Fears bushy hedge in Fishbourne ‘could lead to a serious accident’

Overgrown - Ian Jack alongside the dangerous hedge.''C121415-1 Chi Danger Hedge  Photo Louise Adams
Overgrown - Ian Jack alongside the dangerous hedge.''C121415-1 Chi Danger Hedge Photo Louise Adams

AN EXASPERATED resident has spoken of his frustration after nearly knocking over a child because of a badly overgrown hedge on council-owned land.

Ian Jack, who lives in Blackboy Lane, Fishbourne, has lodged numerous complaints with West Sussex County Council, and even had an on-site visit, but no action has been taken to cut the hedge outside his home.

Last week, Mr Jack said he came close to knocking a child down with his car as he was exiting his driveway.

“I despair as to what to do,” he said.

“Must I wait for an accident before the council will take action, and the police take action against me, no doubt?

“There was a similar situation near here, at the junction of Salthill Lane and the Funtington Road.

“It took a serious accident there before overgrown vegetation was trimmed.”

Mr Jack said he was upset the council had not taken action sooner.

“I am very disappointed by the actions, or rather lack of action from the council officers and my councillor,” he said.

“Not only does it block my visibility but it is also an inconvenience for pedestrians with push chairs or mobility scooters.

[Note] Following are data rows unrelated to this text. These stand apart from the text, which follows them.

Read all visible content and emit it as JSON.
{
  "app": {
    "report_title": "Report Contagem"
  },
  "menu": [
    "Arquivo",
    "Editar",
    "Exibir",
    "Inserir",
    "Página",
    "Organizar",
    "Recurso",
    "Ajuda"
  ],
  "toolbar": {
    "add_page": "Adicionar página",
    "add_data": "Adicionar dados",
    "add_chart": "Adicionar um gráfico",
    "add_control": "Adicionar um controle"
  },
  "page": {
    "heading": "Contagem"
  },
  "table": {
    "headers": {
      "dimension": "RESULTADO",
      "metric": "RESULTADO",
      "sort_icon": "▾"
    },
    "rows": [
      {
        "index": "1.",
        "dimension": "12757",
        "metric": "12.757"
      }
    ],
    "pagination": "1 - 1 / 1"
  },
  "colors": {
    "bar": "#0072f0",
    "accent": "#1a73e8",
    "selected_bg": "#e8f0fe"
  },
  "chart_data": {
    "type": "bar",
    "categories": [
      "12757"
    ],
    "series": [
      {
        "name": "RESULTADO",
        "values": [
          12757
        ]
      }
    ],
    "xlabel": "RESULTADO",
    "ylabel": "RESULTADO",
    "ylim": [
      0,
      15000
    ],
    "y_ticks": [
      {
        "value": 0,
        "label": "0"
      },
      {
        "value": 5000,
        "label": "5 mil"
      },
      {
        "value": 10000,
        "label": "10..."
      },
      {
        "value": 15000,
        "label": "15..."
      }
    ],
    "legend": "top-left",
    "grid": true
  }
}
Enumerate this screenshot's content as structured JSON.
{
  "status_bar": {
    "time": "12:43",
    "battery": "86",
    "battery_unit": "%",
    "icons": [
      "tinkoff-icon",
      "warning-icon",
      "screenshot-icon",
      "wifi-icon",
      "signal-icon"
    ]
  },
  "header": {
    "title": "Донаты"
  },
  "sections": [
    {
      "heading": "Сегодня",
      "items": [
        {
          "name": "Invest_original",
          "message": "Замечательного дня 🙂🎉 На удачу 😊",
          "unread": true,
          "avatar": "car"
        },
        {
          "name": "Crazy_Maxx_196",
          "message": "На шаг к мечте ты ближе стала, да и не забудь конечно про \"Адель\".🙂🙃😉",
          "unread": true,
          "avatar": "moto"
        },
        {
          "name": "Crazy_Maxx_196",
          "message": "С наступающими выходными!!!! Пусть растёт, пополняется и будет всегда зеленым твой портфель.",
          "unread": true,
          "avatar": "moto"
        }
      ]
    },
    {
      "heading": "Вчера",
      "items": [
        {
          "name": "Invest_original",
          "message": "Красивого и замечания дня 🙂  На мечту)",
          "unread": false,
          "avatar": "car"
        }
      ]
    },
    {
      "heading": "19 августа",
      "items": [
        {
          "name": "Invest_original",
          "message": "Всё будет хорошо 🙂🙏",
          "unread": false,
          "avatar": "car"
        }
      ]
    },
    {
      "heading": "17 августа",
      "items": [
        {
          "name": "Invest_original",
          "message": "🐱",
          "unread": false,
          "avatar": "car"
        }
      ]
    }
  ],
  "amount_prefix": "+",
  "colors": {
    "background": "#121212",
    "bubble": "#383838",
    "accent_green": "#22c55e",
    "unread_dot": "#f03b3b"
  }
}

For well over a year, I have been asking the county council to cut back this hedge – or even remove it completely – but, alas, to no avail. In the past I have cut back this hedge myself but increased growth, increased age, and a lack of suitable tools make this difficult for me.”

Kieran Stigant, chief executive of West Sussex County Council, said the council will now make the work on the hedge a priority.

He told Mr Jack: “I do acknowledge that you have been in contact with the council over an extended period with your concerns, for which I would like to apologise, but I hope that we are now close to a resolution.

“I have asked my officers to ensure that the hedge is regularly maintained to prevent such situations occurring again and also to investigate the possibility of removing the hedge completely.”